There was only weak growth again for the eurozone economy between April and June.
The final estimate from the EU’s statistics office confirmed gross domestic product in the 19 countries using the euro increased by 0.3 percent from the previous quarter.
It expanded by 1.6 percent from the same period last year.
Growth slowed sharply quarter-on-quarter in the eurozone’s top three economies, plunging in France from 0.7 percent in the first quarter to zero and in Italy from 0.3 percent to zero. In Germany it weakened to 0.4 percent from 0.7 percent.
The European Central Bank is due to publish its latest GDP and inflation forecasts on Thursday September 8.

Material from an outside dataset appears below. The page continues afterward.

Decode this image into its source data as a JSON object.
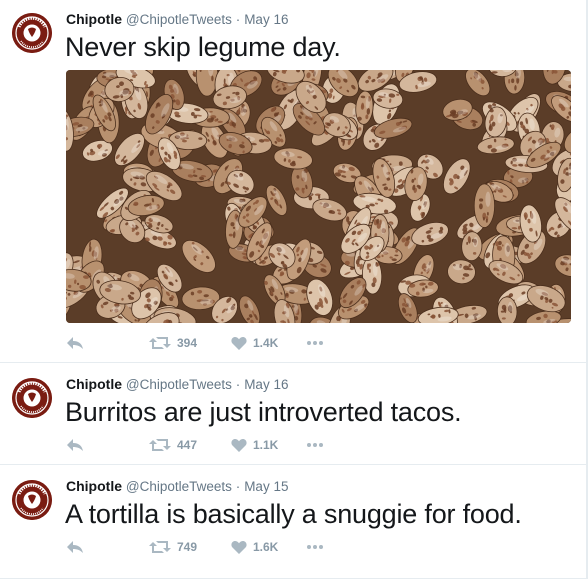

Economists said ECB policymakers will be particularly concerned that the French and Italian economies have stagnated and that the largest growth component in the second quarter was exports, with household demand lacklustre while inventories fell and investment slowed.